App and web page records
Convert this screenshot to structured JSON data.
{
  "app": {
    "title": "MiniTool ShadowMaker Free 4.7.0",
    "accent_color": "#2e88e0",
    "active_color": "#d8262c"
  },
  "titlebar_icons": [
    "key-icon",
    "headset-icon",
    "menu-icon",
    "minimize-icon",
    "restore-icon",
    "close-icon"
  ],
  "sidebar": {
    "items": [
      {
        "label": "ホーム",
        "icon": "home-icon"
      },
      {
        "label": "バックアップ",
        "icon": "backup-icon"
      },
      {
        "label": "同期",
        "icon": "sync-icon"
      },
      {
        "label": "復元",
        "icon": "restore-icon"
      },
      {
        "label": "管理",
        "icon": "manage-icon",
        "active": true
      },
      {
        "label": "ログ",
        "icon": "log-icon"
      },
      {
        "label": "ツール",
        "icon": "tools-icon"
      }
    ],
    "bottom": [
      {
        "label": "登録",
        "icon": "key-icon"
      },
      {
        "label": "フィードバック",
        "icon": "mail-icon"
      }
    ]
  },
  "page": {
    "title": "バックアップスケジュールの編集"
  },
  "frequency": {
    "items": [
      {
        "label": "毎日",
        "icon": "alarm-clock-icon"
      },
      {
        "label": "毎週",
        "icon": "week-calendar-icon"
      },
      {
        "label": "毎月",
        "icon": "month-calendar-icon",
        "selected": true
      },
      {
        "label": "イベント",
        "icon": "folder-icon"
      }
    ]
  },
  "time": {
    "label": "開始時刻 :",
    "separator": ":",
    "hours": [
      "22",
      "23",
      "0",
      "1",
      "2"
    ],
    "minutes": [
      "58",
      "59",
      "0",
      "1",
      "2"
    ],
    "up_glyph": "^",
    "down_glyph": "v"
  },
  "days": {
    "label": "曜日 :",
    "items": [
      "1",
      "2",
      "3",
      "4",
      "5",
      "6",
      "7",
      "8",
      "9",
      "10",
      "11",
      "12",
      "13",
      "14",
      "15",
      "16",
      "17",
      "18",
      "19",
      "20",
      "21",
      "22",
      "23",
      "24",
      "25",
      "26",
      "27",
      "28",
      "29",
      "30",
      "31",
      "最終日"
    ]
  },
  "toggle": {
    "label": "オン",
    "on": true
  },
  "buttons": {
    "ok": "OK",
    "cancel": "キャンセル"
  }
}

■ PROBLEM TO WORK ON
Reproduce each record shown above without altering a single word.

■ SOLUTION
Convert this screenshot to structured JSON data.
{
  "app": {
    "title": "MiniTool ShadowMaker Free 4.7.0",
    "accent_color": "#2e88e0",
    "active_color": "#d8262c"
  },
  "titlebar_icons": [
    "key-icon",
    "headset-icon",
    "menu-icon",
    "minimize-icon",
    "restore-icon",
    "close-icon"
  ],
  "sidebar": {
    "items": [
      {
        "label": "ホーム",
        "icon": "home-icon"
      },
      {
        "label": "バックアップ",
        "icon": "backup-icon"
      },
      {
        "label": "同期",
        "icon": "sync-icon"
      },
      {
        "label": "復元",
        "icon": "restore-icon"
      },
      {
        "label": "管理",
        "icon": "manage-icon",
        "active": true
      },
      {
        "label": "ログ",
        "icon": "log-icon"
      },
      {
        "label": "ツール",
        "icon": "tools-icon"
      }
    ],
    "bottom": [
      {
        "label": "登録",
        "icon": "key-icon"
      },
      {
        "label": "フィードバック",
        "icon": "mail-icon"
      }
    ]
  },
  "page": {
    "title": "バックアップスケジュールの編集"
  },
  "frequency": {
    "items": [
      {
        "label": "毎日",
        "icon": "alarm-clock-icon"
      },
      {
        "label": "毎週",
        "icon": "week-calendar-icon"
      },
      {
        "label": "毎月",
        "icon": "month-calendar-icon",
        "selected": true
      },
      {
        "label": "イベント",
        "icon": "folder-icon"
      }
    ]
  },
  "time": {
    "label": "開始時刻 :",
    "separator": ":",
    "hours": [
      "22",
      "23",
      "0",
      "1",
      "2"
    ],
    "minutes": [
      "58",
      "59",
      "0",
      "1",
      "2"
    ],
    "up_glyph": "^",
    "down_glyph": "v"
  },
  "days": {
    "label": "曜日 :",
    "items": [
      "1",
      "2",
      "3",
      "4",
      "5",
      "6",
      "7",
      "8",
      "9",
      "10",
      "11",
      "12",
      "13",
      "14",
      "15",
      "16",
      "17",
      "18",
      "19",
      "20",
      "21",
      "22",
      "23",
      "24",
      "25",
      "26",
      "27",
      "28",
      "29",
      "30",
      "31",
      "最終日"
    ]
  },
  "toggle": {
    "label": "オン",
    "on": true
  },
  "buttons": {
    "ok": "OK",
    "cancel": "キャンセル"
  }
}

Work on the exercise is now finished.